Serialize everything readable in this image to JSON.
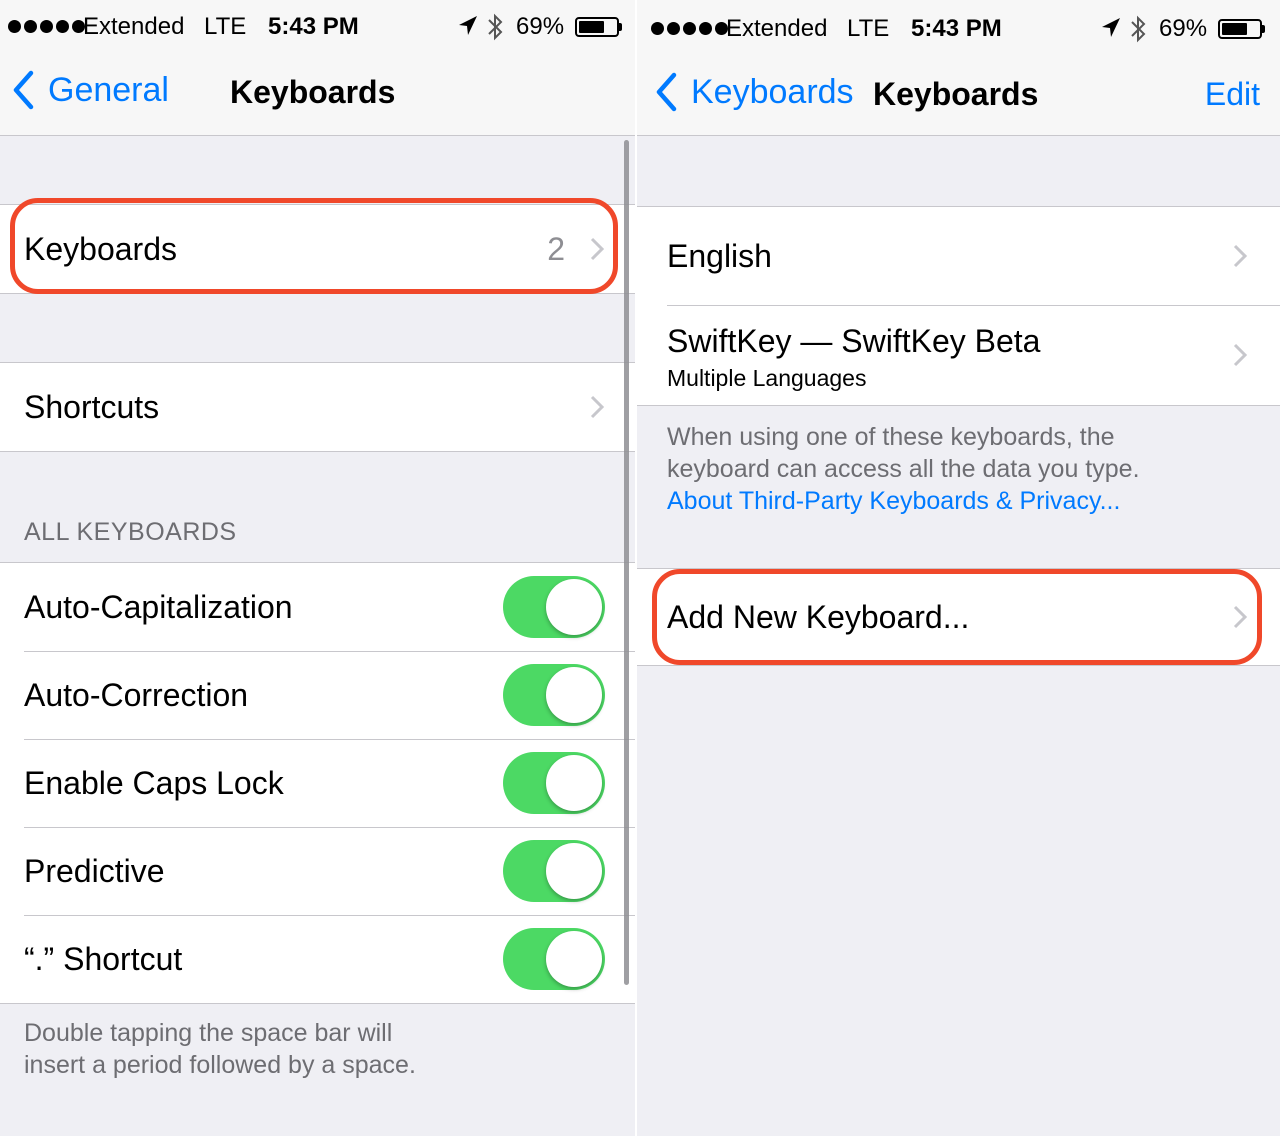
{
  "left": {
    "status": {
      "carrier": "Extended",
      "network": "LTE",
      "time": "5:43 PM",
      "battery": "69%",
      "battery_level": 0.69
    },
    "nav": {
      "back_label": "General",
      "title": "Keyboards"
    },
    "keyboards_row": {
      "label": "Keyboards",
      "value": "2"
    },
    "shortcuts_row": {
      "label": "Shortcuts"
    },
    "all_keyboards_header": "ALL KEYBOARDS",
    "toggles": [
      {
        "label": "Auto-Capitalization",
        "on": true
      },
      {
        "label": "Auto-Correction",
        "on": true
      },
      {
        "label": "Enable Caps Lock",
        "on": true
      },
      {
        "label": "Predictive",
        "on": true
      },
      {
        "label": "“.” Shortcut",
        "on": true
      }
    ],
    "footer_line1": "Double tapping the space bar will",
    "footer_line2": "insert a period followed by a space."
  },
  "right": {
    "status": {
      "carrier": "Extended",
      "network": "LTE",
      "time": "5:43 PM",
      "battery": "69%",
      "battery_level": 0.69
    },
    "nav": {
      "back_label": "Keyboards",
      "title": "Keyboards",
      "right_button": "Edit"
    },
    "keyboard_list": [
      {
        "label": "English"
      },
      {
        "label": "SwiftKey — SwiftKey Beta",
        "sublabel": "Multiple Languages"
      }
    ],
    "footer_line1": "When using one of these keyboards, the",
    "footer_line2": "keyboard can access all the data you type.",
    "footer_link": "About Third-Party Keyboards & Privacy...",
    "add_keyboard_label": "Add New Keyboard..."
  },
  "colors": {
    "accent": "#007aff",
    "toggle_on": "#4cd964",
    "highlight": "#f0482a",
    "background": "#efeff4"
  },
  "icons": [
    "location-arrow-icon",
    "bluetooth-icon",
    "battery-icon",
    "back-chevron-icon",
    "disclosure-chevron-icon"
  ]
}
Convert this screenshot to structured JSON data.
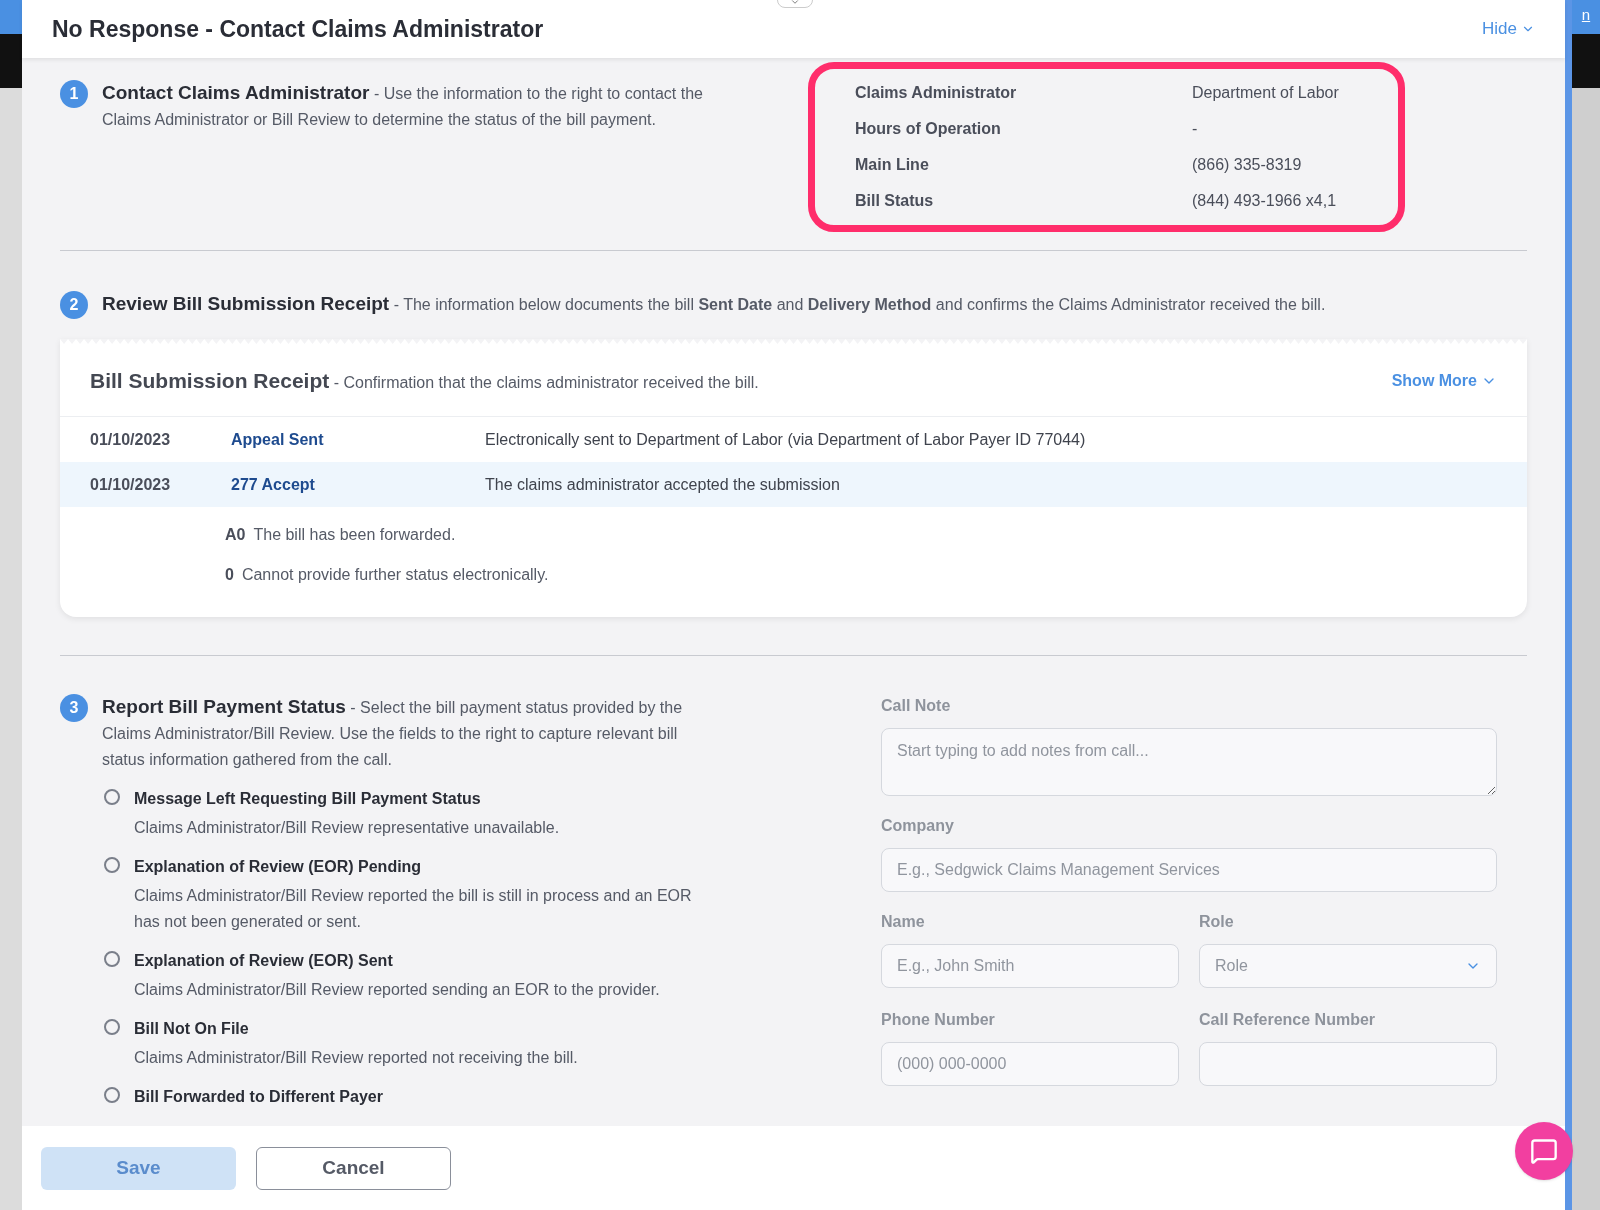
{
  "header": {
    "title": "No Response - Contact Claims Administrator",
    "hide_label": "Hide"
  },
  "corner_link": "n",
  "step1": {
    "number": "1",
    "title": "Contact Claims Administrator",
    "text": "- Use the information to the right to contact the Claims Administrator or Bill Review to determine the status of the bill payment."
  },
  "contact_info": [
    {
      "label": "Claims Administrator",
      "value": "Department of Labor"
    },
    {
      "label": "Hours of Operation",
      "value": "-"
    },
    {
      "label": "Main Line",
      "value": "(866) 335-8319"
    },
    {
      "label": "Bill Status",
      "value": "(844) 493-1966 x4,1"
    }
  ],
  "step2": {
    "number": "2",
    "title": "Review Bill Submission Receipt",
    "text": "- The information below documents the bill **Sent Date** and **Delivery Method** and confirms the Claims Administrator received the bill."
  },
  "receipt": {
    "title": "Bill Submission Receipt",
    "subtitle": "- Confirmation that the claims administrator received the bill.",
    "show_more": "Show More",
    "rows": [
      {
        "date": "01/10/2023",
        "event": "Appeal Sent",
        "description": "Electronically sent to Department of Labor (via Department of Labor Payer ID 77044)",
        "selected": false
      },
      {
        "date": "01/10/2023",
        "event": "277 Accept",
        "description": "The claims administrator accepted the submission",
        "selected": true
      }
    ],
    "codes": [
      {
        "code": "A0",
        "text": "The bill has been forwarded."
      },
      {
        "code": "0",
        "text": "Cannot provide further status electronically."
      }
    ]
  },
  "step3": {
    "number": "3",
    "title": "Report Bill Payment Status",
    "text": "- Select the bill payment status provided by the Claims Administrator/Bill Review. Use the fields to the right to capture relevant bill status information gathered from the call."
  },
  "statuses": [
    {
      "label": "Message Left Requesting Bill Payment Status",
      "description": "Claims Administrator/Bill Review representative unavailable.",
      "selected": false
    },
    {
      "label": "Explanation of Review (EOR) Pending",
      "description": "Claims Administrator/Bill Review reported the bill is still in process and an EOR has not been generated or sent.",
      "selected": false
    },
    {
      "label": "Explanation of Review (EOR) Sent",
      "description": "Claims Administrator/Bill Review reported sending an EOR to the provider.",
      "selected": false
    },
    {
      "label": "Bill Not On File",
      "description": "Claims Administrator/Bill Review reported not receiving the bill.",
      "selected": false
    },
    {
      "label": "Bill Forwarded to Different Payer",
      "selected": false
    }
  ],
  "form": {
    "disabled": true,
    "call_note": {
      "label": "Call Note",
      "placeholder": "Start typing to add notes from call..."
    },
    "company": {
      "label": "Company",
      "placeholder": "E.g., Sedgwick Claims Management Services"
    },
    "name": {
      "label": "Name",
      "placeholder": "E.g., John Smith"
    },
    "role": {
      "label": "Role",
      "placeholder": "Role"
    },
    "phone": {
      "label": "Phone Number",
      "placeholder": "(000) 000-0000"
    },
    "call_reference": {
      "label": "Call Reference Number"
    }
  },
  "buttons": {
    "save": {
      "label": "Save",
      "disabled": true
    },
    "cancel": {
      "label": "Cancel"
    }
  }
}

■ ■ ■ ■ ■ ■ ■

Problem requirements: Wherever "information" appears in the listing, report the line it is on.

Answer box:
    "text": "- Use the information to the right to contact the Claims Administrator or Bill Review to determine the status of the bill payment."
    "text": "- The information below documents the bill **Sent Date** and **Delivery Method** and confirms the Claims Administrator received the bill."
    "text": "- Select the bill payment status provided by the Claims Administrator/Bill Review. Use the fields to the right to capture relevant bill status information gathered from the call."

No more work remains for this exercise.